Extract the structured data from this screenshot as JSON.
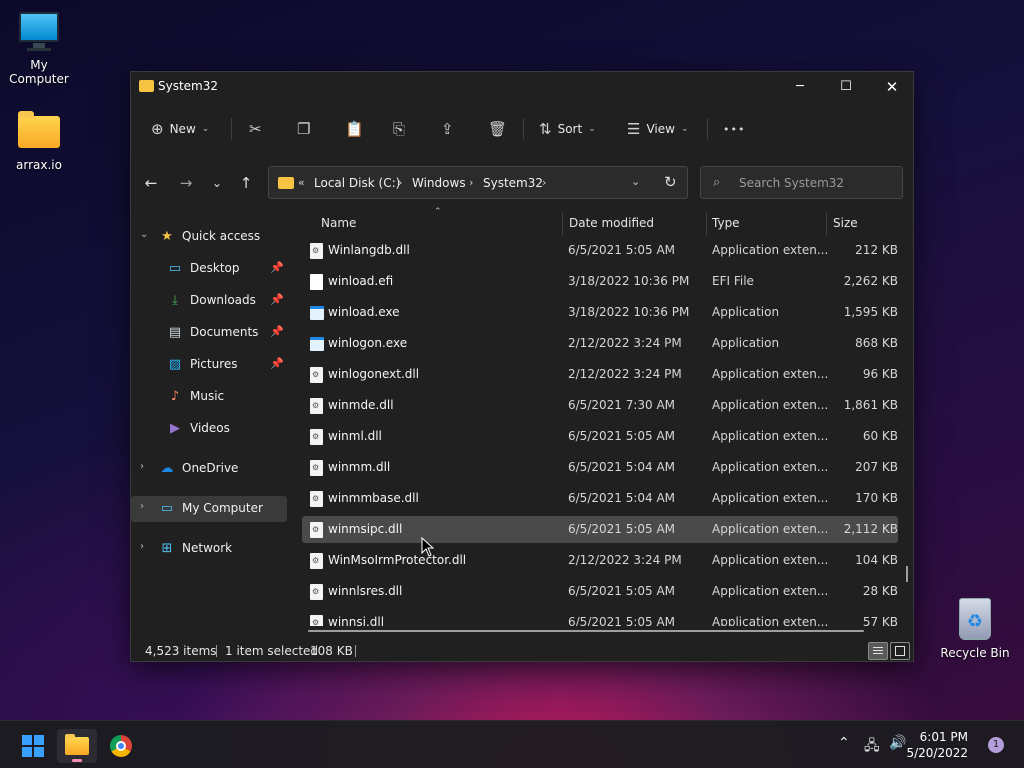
{
  "desktop": {
    "icons": [
      {
        "label": "My Computer"
      },
      {
        "label": "arrax.io"
      },
      {
        "label": "Recycle Bin"
      }
    ]
  },
  "window": {
    "title": "System32",
    "controls": {
      "minimize": "─",
      "maximize": "☐",
      "close": "✕"
    }
  },
  "toolbar": {
    "new_label": "New",
    "sort_label": "Sort",
    "view_label": "View",
    "more_label": "•••",
    "icons": [
      "cut-icon",
      "copy-icon",
      "paste-icon",
      "rename-icon",
      "share-icon",
      "delete-icon"
    ]
  },
  "address": {
    "overflow": "«",
    "parts": [
      "Local Disk (C:)",
      "Windows",
      "System32"
    ]
  },
  "search": {
    "placeholder": "Search System32"
  },
  "nav": {
    "quick_access": "Quick access",
    "items": [
      {
        "label": "Desktop"
      },
      {
        "label": "Downloads"
      },
      {
        "label": "Documents"
      },
      {
        "label": "Pictures"
      },
      {
        "label": "Music"
      },
      {
        "label": "Videos"
      }
    ],
    "onedrive": "OneDrive",
    "my_computer": "My Computer",
    "network": "Network"
  },
  "columns": {
    "name": "Name",
    "date": "Date modified",
    "type": "Type",
    "size": "Size"
  },
  "files": [
    {
      "name": "Winlangdb.dll",
      "date": "6/5/2021 5:05 AM",
      "type": "Application exten...",
      "size": "212 KB"
    },
    {
      "name": "winload.efi",
      "date": "3/18/2022 10:36 PM",
      "type": "EFI File",
      "size": "2,262 KB"
    },
    {
      "name": "winload.exe",
      "date": "3/18/2022 10:36 PM",
      "type": "Application",
      "size": "1,595 KB"
    },
    {
      "name": "winlogon.exe",
      "date": "2/12/2022 3:24 PM",
      "type": "Application",
      "size": "868 KB"
    },
    {
      "name": "winlogonext.dll",
      "date": "2/12/2022 3:24 PM",
      "type": "Application exten...",
      "size": "96 KB"
    },
    {
      "name": "winmde.dll",
      "date": "6/5/2021 7:30 AM",
      "type": "Application exten...",
      "size": "1,861 KB"
    },
    {
      "name": "winml.dll",
      "date": "6/5/2021 5:05 AM",
      "type": "Application exten...",
      "size": "60 KB"
    },
    {
      "name": "winmm.dll",
      "date": "6/5/2021 5:04 AM",
      "type": "Application exten...",
      "size": "207 KB"
    },
    {
      "name": "winmmbase.dll",
      "date": "6/5/2021 5:04 AM",
      "type": "Application exten...",
      "size": "170 KB"
    },
    {
      "name": "winmsipc.dll",
      "date": "6/5/2021 5:05 AM",
      "type": "Application exten...",
      "size": "2,112 KB"
    },
    {
      "name": "WinMsoIrmProtector.dll",
      "date": "2/12/2022 3:24 PM",
      "type": "Application exten...",
      "size": "104 KB"
    },
    {
      "name": "winnlsres.dll",
      "date": "6/5/2021 5:05 AM",
      "type": "Application exten...",
      "size": "28 KB"
    },
    {
      "name": "winnsi.dll",
      "date": "6/5/2021 5:05 AM",
      "type": "Application exten...",
      "size": "57 KB"
    }
  ],
  "status": {
    "items": "4,523 items",
    "selected": "1 item selected",
    "size": "108 KB"
  },
  "taskbar": {
    "time": "6:01 PM",
    "date": "5/20/2022",
    "notifications": "1"
  }
}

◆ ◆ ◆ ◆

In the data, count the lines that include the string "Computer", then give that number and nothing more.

2